Charles Dickens

If Rosebud in her bower now waited Edwin Drood's coming with an uneasy heart, Edwin for his part was uneasy too. With far less force of purpose in his composition than the childish beauty, crowned by acclamation fairy queen of Miss Twinkleton's establishment, he had a conscience, and Mr. Grewgious had pricked it. That gentleman's steady convictions of what was right and what was wrong in such a case as his, were neither to be frowned aside nor laughed aside. They would not be moved. But for the dinner in Staple Inn, and but for the ring he carried in the breast pocket of his coat, he would have drifted into their wedding-day without another pause for real thought, loosely trusting that all would go well, left alone. But that serious putting him on his truth to the living and the dead had brought him to a check. He must either give the ring to Rosa, or he must take it back. Once put into this narrowed way of action, it was curious that he began to consider Rosa's claims upon him more unselfishly than he had ever considered them before, and began to be less sure of himself than he had ever been in all his easy-going days.

'I will be guided by what she says, and by how we get on,' was his decision, walking from the gatehouse to the Nuns' House. 'Whatever comes of it, I will bear his words in mind, and try to be true to the living and the dead.'

Rosa was dressed for walking. She expected him. It was a bright, frosty day, and Miss Twinkleton had already graciously sanctioned fresh air. Thus they got out together before it became necessary for either Miss Twinkleton, or the deputy high-priest Mrs. Tisher, to lay even so much as one of those usual offerings on the shrine of Propriety.

'My dear Eddy,' said Rosa, when they had turned out of the High Street, and had got among the quiet walks in the neighbourhood of the Cathedral and the river: 'I want to say something very serious to you. I have been thinking about it for a long, long time.'

'I want to be serious with you too, Rosa dear. I mean to be serious and earnest.'

'Thank you, Eddy. And you will not think me unkind because I begin, will you? You will not think I speak for myself only, because I speak first? That would not be generous, would it? And I know you are generous!'

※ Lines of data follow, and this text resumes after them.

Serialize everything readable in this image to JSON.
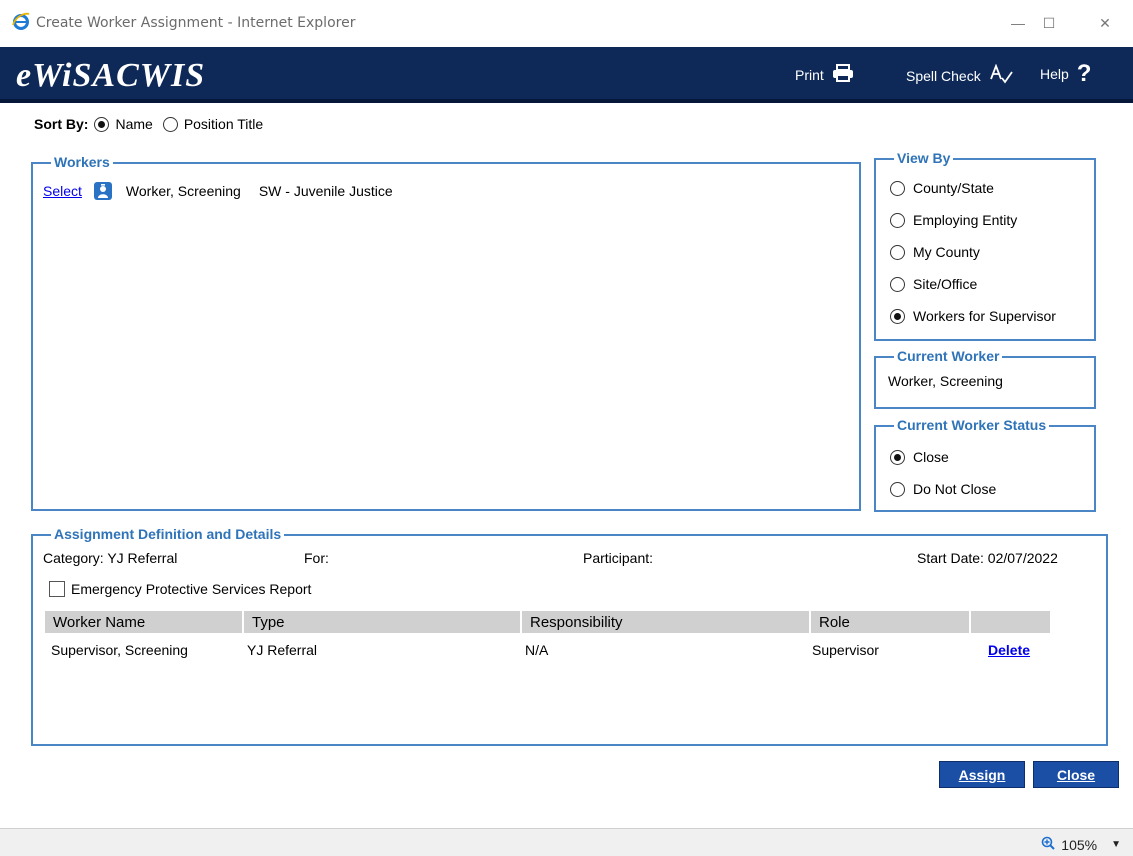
{
  "window": {
    "title": "Create Worker Assignment - Internet Explorer",
    "minimize": "—",
    "maximize": "☐",
    "close": "✕"
  },
  "header": {
    "brand": "eWiSACWIS",
    "print_label": "Print",
    "spell_label": "Spell Check",
    "help_label": "Help"
  },
  "sort": {
    "label": "Sort By:",
    "options": [
      "Name",
      "Position Title"
    ],
    "selected": "Name"
  },
  "workers": {
    "legend": "Workers",
    "rows": [
      {
        "select_label": "Select",
        "name": "Worker, Screening",
        "position": "SW - Juvenile Justice"
      }
    ]
  },
  "view_by": {
    "legend": "View By",
    "options": [
      "County/State",
      "Employing Entity",
      "My County",
      "Site/Office",
      "Workers for Supervisor"
    ],
    "selected": "Workers for Supervisor"
  },
  "current_worker": {
    "legend": "Current Worker",
    "value": "Worker, Screening"
  },
  "current_status": {
    "legend": "Current Worker Status",
    "options": [
      "Close",
      "Do Not Close"
    ],
    "selected": "Close"
  },
  "assignment": {
    "legend": "Assignment Definition and Details",
    "category": "Category:  YJ Referral",
    "for": "For:",
    "participant": "Participant:",
    "start_date": "Start Date:  02/07/2022",
    "eps_label": "Emergency Protective Services Report",
    "eps_checked": false,
    "columns": [
      "Worker Name",
      "Type",
      "Responsibility",
      "Role",
      ""
    ],
    "rows": [
      {
        "worker_name": "Supervisor, Screening",
        "type": "YJ Referral",
        "responsibility": "N/A",
        "role": "Supervisor",
        "action": "Delete"
      }
    ]
  },
  "buttons": {
    "assign": "Assign",
    "close": "Close"
  },
  "status_bar": {
    "zoom": "105%"
  },
  "colors": {
    "header_bg": "#0e2958",
    "accent": "#2f73b8",
    "button_bg": "#1b4fa5"
  }
}
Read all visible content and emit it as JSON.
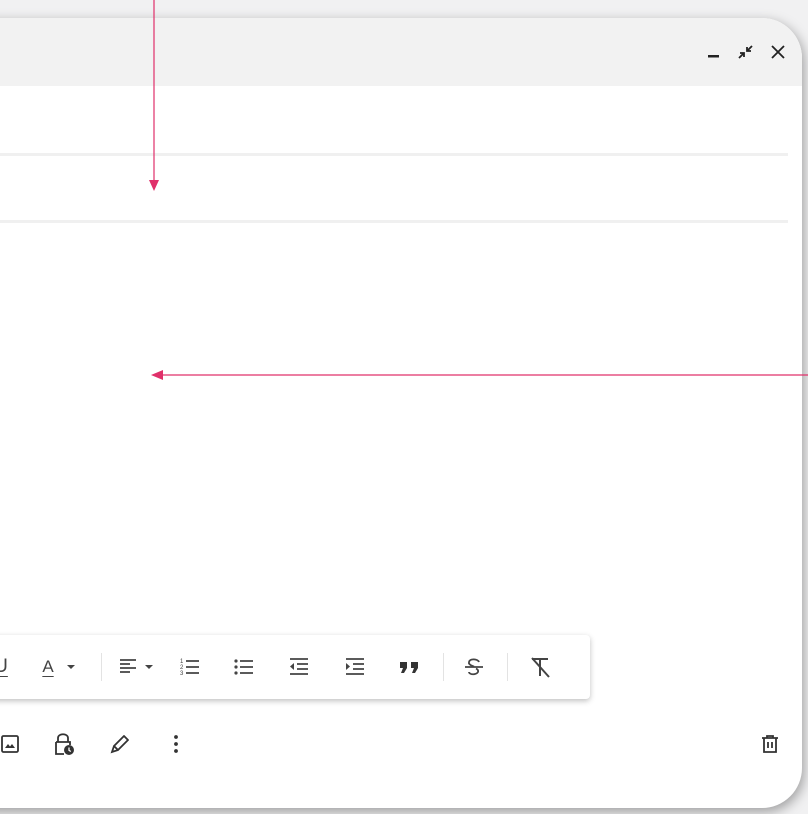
{
  "compose": {
    "titlebar": {
      "controls": [
        {
          "name": "minimize-button",
          "icon": "minimize-icon"
        },
        {
          "name": "exit-fullscreen-button",
          "icon": "exit-fullscreen-icon"
        },
        {
          "name": "close-button",
          "icon": "close-icon"
        }
      ]
    },
    "format_toolbar": {
      "underline_label": "U",
      "text_color_label": "A",
      "items": [
        "underline",
        "text-color",
        "align",
        "numbered-list",
        "bulleted-list",
        "indent-less",
        "indent-more",
        "quote",
        "strikethrough",
        "remove-formatting"
      ]
    },
    "bottom_bar": {
      "items": [
        "insert-photo",
        "confidential-mode",
        "insert-signature",
        "more-options",
        "discard-draft"
      ]
    }
  },
  "annotations": {
    "color": "#e0306a"
  }
}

He said, 'I hope I am not ungenerous to you, Rosa.' He called her Pussy no more. Never again.

'And there is no fear,' pursued Rosa, 'of our quarrelling, is there? Because, Eddy,' clasping her hand on his arm, 'we have so much reason to be very lenient to each other!'

'We will be, Rosa.'

'That's a dear good boy! Eddy, let us be courageous. Let us change to brother and sister from this day forth.'

'Never be husband and wife?'


Neither spoke again for a little while. But after that pause he said, with some effort:

'Of course I know that this has been in both our minds, Rosa, and of course I am in honour bound to confess freely that it does not originate with you.'

'No, nor with you, dear,' she returned, with pathetic earnestness. 'That sprung up between us. You are not truly happy in our engagement; I am not truly happy in it. O, I am so sorry, so sorry!' And there she broke into tears.

'I am deeply sorry too, Rosa. Deeply sorry for you.'

'And I for you, poor boy! And I for you!'

This pure young feeling, this gentle and forbearing feeling of each towards the other, brought with it its reward in a softening light that seemed to shine on their position. The relations between them did not look wilful, or capricious, or a failure, in such a light; they became elevated into something more self-denying, honourable, affectionate, and true.

'If we knew yesterday,' said Rosa, as she dried her eyes, 'and we did know yesterday, and on many, many yesterdays, that we were far from right together in those relations which were not of our own choosing, what better could we do to-day than change them? It is natural that we should be sorry, and you see how sorry we both are; but how much better to be sorry now than then!'

'When, Rosa?'

'When it would be too late.